A new look at testosterone therapy

Millions of older men have turned to testosterone replacement therapy (TRT) to restore hormone levels in hopes of refueling depleted energy and reigniting their sex drive. While TRT remains controversial because of its potential health risks, it can be a viable option for a subgroup of men who meet specific criteria.  More »

Should you take “senior” multivitamins?

There is little scientific proof that multivitamins or special “senior” vitamin formulas helps you live longer, feel better, or avoid disease. Spending money on fresh fruits and vegetables is a wiser and healthier investment. (Locked) More »

Concern about recurring hiccups

Hiccups are often caused by many everyday situations, including distention of the stomach (which can be the result of overeating), swallowing air, or drinking carbonated beverages. They usually go away on their own, but episodes that last longer than 48 hours could be a sign of certain medical problems.  (Locked) More »

Back to school

The process of learning and acquiring new information and experiences, like through structured college and local community center classes, can increase cognitive functions and lower the effects of mental aging.  The goal is not to earn a degree, but to keep mental activity thriving. (Locked) More »

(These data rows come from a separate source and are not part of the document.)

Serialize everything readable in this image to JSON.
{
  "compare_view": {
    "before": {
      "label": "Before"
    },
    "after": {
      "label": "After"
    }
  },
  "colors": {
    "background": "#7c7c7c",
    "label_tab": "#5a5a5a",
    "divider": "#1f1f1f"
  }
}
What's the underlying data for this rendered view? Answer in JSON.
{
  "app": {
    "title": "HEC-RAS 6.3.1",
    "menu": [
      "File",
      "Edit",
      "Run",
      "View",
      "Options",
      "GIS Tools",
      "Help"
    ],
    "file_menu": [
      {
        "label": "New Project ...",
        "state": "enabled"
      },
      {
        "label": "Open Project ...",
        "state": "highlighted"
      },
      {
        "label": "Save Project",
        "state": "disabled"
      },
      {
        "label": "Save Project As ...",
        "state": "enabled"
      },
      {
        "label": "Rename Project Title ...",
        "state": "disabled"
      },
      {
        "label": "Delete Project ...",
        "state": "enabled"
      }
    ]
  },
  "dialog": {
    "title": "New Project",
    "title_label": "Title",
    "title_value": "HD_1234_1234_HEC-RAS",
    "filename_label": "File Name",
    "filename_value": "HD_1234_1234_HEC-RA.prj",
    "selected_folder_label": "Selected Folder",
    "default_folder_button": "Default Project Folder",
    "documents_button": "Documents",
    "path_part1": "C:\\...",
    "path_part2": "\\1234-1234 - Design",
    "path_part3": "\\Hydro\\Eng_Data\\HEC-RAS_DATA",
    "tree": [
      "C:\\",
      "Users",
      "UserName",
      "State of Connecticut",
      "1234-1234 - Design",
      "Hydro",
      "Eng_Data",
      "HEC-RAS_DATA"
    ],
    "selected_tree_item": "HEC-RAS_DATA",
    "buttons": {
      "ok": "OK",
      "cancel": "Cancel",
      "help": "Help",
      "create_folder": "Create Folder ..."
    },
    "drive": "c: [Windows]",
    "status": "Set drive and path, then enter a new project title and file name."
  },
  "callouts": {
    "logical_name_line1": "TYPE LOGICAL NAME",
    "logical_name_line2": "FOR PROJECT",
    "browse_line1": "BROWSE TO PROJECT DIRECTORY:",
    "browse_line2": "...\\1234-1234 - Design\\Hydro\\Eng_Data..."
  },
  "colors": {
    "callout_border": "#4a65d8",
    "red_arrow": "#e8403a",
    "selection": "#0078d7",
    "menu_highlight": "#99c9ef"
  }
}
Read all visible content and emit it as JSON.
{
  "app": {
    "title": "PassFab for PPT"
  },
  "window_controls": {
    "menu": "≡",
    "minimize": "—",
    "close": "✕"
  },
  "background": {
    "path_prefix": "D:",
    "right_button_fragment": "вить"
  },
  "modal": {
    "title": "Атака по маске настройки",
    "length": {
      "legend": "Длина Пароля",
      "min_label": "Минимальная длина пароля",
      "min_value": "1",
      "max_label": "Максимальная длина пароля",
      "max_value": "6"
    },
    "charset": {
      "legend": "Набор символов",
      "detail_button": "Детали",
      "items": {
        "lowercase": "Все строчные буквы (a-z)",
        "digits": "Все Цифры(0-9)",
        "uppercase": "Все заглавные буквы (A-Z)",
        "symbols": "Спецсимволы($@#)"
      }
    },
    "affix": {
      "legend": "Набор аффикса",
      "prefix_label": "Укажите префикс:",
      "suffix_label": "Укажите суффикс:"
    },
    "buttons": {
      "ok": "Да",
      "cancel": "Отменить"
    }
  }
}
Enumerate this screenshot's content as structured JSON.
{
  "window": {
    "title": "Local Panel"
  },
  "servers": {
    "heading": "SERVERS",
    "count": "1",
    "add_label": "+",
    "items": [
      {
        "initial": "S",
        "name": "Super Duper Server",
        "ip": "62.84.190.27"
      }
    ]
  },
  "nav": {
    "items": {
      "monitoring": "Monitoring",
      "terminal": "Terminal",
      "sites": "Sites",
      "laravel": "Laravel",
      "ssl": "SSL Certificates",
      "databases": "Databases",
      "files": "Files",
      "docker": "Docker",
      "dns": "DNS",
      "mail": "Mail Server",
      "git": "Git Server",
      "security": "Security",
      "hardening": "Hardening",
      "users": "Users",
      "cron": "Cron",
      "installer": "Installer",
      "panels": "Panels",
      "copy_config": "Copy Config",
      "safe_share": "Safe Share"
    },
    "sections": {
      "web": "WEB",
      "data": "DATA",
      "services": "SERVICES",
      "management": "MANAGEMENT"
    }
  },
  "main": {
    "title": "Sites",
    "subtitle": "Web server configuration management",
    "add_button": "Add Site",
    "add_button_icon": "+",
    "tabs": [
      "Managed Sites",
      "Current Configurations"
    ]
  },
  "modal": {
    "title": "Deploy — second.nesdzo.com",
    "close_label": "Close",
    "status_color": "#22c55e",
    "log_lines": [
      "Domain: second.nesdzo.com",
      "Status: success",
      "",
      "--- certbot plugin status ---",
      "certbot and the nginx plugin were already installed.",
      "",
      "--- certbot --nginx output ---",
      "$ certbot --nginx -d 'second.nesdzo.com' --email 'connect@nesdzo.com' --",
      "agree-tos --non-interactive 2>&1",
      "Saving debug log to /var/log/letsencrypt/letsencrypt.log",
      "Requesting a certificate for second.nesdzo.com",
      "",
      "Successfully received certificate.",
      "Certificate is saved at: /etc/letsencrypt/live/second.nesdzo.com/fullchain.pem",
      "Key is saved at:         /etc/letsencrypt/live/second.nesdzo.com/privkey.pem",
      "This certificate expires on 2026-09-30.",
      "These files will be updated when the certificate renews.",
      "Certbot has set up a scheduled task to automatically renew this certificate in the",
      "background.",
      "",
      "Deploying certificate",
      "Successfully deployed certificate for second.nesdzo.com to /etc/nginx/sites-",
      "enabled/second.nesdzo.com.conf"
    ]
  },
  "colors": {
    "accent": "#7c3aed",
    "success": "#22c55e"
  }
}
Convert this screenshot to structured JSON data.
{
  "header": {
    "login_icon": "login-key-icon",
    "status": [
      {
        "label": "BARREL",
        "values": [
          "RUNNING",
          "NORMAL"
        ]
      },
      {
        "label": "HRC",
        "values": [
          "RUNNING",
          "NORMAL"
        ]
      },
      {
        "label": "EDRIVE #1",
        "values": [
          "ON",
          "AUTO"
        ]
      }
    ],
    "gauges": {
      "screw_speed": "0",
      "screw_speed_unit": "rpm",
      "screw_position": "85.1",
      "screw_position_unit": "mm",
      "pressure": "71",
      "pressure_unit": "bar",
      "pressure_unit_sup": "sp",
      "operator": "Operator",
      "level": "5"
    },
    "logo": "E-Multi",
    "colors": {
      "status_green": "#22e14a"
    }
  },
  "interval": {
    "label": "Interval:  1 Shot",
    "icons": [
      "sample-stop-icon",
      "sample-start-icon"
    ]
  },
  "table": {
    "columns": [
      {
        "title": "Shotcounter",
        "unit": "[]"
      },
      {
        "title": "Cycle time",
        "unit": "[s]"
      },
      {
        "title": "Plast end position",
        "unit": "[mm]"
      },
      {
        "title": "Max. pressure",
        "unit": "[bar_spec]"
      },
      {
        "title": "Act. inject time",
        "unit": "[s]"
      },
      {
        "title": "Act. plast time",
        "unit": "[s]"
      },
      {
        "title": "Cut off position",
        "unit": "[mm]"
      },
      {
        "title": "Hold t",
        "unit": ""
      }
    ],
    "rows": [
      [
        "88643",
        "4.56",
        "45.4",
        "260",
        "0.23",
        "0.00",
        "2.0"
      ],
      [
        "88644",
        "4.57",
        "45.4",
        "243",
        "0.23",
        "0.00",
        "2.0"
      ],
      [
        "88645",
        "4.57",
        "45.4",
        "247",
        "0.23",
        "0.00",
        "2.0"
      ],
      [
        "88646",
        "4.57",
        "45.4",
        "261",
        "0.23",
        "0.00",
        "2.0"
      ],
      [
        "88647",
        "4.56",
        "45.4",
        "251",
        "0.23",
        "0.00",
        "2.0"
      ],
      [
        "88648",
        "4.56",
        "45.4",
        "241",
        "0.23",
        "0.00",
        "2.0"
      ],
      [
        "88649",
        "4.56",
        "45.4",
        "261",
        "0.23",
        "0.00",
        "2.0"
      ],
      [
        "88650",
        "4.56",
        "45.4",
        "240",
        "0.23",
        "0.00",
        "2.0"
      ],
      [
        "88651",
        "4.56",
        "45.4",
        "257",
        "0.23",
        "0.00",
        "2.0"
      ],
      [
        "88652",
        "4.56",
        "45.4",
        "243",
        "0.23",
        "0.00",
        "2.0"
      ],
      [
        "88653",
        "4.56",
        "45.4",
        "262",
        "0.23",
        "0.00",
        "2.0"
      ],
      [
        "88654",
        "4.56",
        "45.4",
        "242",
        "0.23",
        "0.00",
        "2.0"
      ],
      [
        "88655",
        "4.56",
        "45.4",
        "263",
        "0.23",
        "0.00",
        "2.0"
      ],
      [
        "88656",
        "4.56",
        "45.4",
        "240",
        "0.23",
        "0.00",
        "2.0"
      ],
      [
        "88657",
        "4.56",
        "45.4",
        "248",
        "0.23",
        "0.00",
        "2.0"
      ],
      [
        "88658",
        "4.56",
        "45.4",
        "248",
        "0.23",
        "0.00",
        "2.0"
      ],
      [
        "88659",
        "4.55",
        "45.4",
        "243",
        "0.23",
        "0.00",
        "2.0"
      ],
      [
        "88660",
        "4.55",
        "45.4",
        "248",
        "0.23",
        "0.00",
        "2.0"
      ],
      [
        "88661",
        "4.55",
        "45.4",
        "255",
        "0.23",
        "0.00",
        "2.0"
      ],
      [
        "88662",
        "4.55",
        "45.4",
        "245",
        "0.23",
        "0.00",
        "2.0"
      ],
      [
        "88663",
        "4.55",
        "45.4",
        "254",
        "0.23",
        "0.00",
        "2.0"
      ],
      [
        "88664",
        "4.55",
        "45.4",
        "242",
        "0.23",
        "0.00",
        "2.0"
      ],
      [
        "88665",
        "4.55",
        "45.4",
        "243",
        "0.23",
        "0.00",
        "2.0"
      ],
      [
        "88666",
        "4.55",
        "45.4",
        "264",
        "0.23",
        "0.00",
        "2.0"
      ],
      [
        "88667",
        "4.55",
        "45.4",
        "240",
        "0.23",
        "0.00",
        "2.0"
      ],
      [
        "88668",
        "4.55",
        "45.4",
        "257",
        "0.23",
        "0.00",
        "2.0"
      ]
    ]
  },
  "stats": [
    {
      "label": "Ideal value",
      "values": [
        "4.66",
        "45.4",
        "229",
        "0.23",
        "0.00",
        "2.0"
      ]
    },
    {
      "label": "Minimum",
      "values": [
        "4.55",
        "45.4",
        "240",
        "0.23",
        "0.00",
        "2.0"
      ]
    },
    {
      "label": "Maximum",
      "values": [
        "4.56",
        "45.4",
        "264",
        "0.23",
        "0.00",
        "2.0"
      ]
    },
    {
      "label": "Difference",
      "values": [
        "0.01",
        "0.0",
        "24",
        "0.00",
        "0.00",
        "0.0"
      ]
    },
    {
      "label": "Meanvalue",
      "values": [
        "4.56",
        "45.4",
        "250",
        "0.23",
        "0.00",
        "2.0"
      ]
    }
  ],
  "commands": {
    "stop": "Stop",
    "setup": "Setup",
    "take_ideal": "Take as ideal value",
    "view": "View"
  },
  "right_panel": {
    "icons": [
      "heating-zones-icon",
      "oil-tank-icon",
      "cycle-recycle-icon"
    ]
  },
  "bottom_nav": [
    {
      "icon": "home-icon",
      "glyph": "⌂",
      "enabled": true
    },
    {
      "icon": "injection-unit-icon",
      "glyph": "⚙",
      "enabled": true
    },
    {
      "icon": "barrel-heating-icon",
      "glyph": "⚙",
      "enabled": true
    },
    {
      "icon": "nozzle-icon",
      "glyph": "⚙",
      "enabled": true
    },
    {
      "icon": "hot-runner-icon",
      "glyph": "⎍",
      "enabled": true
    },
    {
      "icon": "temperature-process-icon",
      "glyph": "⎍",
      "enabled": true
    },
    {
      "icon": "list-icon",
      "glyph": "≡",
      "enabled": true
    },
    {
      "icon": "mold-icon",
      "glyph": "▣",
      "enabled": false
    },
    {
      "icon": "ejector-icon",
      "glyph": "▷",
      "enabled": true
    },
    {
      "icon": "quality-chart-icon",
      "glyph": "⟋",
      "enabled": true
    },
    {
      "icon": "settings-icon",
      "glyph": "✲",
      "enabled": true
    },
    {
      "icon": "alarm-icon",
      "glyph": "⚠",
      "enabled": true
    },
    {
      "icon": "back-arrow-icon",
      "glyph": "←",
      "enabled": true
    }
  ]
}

Too much of a good thing?

Proton-pump inhibitors (PPIs), which are used to treat a variety of gastrointestinal problems, are the third most popular drug in the United States. But recent studies show their constant use may be linked to an increased risk of heart attack, fractures, and dementia. This has shed light on the potential dangers of long-term medication, especially those like PPIs that help to manage an ongoing condition.  (Locked) More »

Sunscreen confusion

Even if men are aware of the dangers of sun exposure, new research shows most do not follow basic guidelines. Proper use of sunscreen and sun protection can help older men avoid being among the one in five who will get skin cancer during his lifetime.  (Locked) More »

Turn away from neck pain

Approximately 80% of people experience neck pain during their lifetime, and 20% to 50% deal with it annually. Besides the obvious physical discomfort, neck pain can trigger headaches and cause numbness, tingling, or weakness in your arms, and may be linked to medical problems, including rheumatoid arthritis or infection. Making certain lifestyle changes can keep your neck strong, healthy, and pain-free.  (Locked) More »

Dietary nitrate may lower risk of glaucoma

Eating 10 servings of green leafy vegetables per week, or about 1.5 cups per day, may lower a person’s risk for primary open-angle glaucoma by 20% to 30%. These foods are rich in nitrate, which can help reduce eye pressure and improve blood flow to the optic nerve. More »

Moderate and intense exercise may slow brain aging by 10 years

Another reason to turn up the exercise intensity: It may keep your brain young. An observational study published online March 23, 2016 in Neurology examined 876 people, average age 71, who were enrolled in the Northern Manhattan Study. The participants were asked how long and often they exercised prior to the study. Approximately 90% reported either no exercise or light exercise, such as walking and yoga; 10% did higher intensity activities like running and aerobics. An average of seven years later, each person was given a brain MRI and tests on memory and thinking skills. The tests were repeated five years after that. More »